━━━━━ SUPPLIED MATERIAL ━━━━━

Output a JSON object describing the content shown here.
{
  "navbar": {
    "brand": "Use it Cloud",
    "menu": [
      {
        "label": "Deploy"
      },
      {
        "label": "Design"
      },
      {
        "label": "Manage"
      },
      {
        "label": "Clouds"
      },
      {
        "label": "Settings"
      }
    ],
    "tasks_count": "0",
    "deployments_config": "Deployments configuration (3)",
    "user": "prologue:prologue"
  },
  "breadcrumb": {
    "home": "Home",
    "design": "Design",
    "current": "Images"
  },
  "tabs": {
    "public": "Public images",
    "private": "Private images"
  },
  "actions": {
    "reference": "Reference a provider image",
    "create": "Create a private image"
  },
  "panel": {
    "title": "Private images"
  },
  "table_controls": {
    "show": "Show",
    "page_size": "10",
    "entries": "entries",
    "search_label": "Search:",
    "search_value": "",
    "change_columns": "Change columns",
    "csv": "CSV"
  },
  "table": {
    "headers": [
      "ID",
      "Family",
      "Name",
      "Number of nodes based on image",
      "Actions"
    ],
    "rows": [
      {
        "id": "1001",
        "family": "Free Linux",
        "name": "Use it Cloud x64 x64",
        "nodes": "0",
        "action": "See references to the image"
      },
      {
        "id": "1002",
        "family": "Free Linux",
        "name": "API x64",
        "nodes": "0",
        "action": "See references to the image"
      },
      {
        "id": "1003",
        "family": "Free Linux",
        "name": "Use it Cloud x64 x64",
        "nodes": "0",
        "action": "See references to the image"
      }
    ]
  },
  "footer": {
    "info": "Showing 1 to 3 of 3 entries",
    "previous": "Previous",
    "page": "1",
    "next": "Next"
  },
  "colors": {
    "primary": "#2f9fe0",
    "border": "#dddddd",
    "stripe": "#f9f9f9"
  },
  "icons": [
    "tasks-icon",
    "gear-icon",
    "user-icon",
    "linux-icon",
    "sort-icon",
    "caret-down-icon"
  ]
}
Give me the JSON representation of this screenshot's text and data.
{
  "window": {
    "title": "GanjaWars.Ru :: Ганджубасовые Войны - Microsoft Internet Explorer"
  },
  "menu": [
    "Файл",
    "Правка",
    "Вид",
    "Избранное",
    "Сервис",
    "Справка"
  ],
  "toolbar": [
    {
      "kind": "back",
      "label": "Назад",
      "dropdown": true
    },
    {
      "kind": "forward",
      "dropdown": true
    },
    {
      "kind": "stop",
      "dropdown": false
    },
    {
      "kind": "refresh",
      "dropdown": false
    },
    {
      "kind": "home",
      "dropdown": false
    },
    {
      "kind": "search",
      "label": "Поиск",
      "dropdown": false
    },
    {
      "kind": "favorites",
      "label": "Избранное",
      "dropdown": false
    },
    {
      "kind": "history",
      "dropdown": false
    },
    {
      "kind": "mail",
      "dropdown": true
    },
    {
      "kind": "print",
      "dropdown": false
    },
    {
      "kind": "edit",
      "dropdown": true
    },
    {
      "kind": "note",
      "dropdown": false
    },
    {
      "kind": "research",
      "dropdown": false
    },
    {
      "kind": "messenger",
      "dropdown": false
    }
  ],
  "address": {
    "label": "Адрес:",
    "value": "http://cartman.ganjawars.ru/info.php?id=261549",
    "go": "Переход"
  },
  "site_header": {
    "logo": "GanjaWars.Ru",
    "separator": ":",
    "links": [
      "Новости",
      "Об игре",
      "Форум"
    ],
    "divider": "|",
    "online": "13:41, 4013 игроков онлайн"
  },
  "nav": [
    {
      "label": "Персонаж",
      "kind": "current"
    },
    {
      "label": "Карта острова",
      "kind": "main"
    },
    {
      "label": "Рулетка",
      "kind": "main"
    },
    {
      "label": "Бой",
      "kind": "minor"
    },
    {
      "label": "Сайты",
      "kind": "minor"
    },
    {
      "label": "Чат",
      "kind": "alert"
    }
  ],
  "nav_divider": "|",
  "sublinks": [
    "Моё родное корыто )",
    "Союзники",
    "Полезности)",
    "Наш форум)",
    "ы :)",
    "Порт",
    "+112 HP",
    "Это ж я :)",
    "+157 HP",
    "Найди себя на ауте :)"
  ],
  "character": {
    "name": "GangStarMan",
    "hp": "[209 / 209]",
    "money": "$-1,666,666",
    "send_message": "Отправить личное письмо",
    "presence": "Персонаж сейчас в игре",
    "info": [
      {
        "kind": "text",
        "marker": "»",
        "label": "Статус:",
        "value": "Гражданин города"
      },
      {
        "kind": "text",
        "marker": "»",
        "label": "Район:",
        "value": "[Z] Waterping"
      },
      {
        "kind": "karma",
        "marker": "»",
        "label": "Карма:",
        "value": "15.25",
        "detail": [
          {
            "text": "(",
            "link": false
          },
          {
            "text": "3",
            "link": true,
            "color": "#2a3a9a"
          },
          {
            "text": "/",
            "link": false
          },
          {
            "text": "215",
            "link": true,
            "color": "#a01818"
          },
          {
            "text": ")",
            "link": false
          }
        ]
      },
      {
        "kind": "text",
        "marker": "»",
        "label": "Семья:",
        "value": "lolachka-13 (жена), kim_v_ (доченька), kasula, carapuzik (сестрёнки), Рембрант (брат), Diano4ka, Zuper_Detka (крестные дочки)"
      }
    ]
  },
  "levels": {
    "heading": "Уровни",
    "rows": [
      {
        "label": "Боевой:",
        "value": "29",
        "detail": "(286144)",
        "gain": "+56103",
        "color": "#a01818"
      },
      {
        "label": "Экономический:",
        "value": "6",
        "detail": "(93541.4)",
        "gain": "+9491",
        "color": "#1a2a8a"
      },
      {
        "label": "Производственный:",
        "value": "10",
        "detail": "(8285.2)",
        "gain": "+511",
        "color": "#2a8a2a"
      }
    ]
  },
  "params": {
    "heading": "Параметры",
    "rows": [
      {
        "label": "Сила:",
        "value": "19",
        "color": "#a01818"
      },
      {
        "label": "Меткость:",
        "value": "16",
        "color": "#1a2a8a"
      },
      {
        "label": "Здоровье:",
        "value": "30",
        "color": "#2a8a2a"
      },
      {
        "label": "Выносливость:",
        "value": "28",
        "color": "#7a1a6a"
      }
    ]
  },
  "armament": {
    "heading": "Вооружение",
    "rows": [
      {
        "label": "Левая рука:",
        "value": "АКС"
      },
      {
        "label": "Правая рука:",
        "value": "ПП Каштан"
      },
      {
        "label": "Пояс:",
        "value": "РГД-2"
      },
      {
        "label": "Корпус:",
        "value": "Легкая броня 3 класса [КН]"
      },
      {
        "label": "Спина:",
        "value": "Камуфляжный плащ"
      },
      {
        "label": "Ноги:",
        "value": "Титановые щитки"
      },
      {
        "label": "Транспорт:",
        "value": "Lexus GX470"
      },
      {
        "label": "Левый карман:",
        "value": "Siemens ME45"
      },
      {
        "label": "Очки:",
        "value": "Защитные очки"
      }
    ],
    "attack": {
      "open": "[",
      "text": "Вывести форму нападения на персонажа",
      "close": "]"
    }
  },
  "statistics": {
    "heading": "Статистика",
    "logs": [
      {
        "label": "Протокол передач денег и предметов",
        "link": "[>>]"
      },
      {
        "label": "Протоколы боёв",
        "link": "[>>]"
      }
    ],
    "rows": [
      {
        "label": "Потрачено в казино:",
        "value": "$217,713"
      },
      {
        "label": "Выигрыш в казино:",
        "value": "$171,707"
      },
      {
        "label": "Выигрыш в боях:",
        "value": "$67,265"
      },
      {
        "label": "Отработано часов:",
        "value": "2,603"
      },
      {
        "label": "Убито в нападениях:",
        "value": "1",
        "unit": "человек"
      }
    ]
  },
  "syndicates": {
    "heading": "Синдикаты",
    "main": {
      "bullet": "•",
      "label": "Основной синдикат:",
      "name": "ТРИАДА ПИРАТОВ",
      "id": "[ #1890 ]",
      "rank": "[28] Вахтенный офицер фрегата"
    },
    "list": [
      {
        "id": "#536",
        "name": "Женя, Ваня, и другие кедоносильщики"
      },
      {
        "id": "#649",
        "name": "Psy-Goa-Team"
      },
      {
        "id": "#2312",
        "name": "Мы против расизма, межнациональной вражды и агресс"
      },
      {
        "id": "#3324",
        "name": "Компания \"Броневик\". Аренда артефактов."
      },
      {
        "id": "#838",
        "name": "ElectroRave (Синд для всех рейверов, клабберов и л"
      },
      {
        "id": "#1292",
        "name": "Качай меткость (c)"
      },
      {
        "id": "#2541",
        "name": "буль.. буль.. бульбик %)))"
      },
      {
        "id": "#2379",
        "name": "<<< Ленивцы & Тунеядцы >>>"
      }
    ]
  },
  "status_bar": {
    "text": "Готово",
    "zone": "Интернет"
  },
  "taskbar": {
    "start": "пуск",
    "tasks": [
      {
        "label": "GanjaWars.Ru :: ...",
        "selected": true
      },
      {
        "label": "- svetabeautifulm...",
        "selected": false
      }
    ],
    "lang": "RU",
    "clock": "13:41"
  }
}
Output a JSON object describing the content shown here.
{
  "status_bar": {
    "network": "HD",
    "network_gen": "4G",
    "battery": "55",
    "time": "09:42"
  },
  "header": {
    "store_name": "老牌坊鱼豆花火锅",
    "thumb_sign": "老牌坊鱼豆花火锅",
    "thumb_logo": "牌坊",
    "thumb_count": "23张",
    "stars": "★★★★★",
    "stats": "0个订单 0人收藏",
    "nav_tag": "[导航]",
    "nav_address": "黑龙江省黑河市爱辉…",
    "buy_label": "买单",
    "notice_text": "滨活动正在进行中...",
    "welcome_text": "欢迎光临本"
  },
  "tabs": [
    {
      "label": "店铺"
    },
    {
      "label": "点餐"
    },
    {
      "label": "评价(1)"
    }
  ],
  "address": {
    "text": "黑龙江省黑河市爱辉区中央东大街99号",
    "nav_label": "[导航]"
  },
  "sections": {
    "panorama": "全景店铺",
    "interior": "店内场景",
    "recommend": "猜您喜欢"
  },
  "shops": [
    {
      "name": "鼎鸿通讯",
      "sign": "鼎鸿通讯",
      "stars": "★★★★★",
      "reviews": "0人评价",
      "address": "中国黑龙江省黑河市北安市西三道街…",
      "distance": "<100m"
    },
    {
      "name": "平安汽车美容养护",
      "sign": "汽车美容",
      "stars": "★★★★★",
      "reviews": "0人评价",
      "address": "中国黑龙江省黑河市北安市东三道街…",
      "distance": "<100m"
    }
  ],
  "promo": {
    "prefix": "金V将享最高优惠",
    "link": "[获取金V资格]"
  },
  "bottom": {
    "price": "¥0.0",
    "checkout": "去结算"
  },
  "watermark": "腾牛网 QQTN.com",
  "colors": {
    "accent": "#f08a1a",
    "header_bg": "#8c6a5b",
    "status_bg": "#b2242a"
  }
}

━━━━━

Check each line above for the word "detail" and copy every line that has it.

        "detail": [
        "detail": "(286144)",
        "detail": "(93541.4)",
        "detail": "(8285.2)",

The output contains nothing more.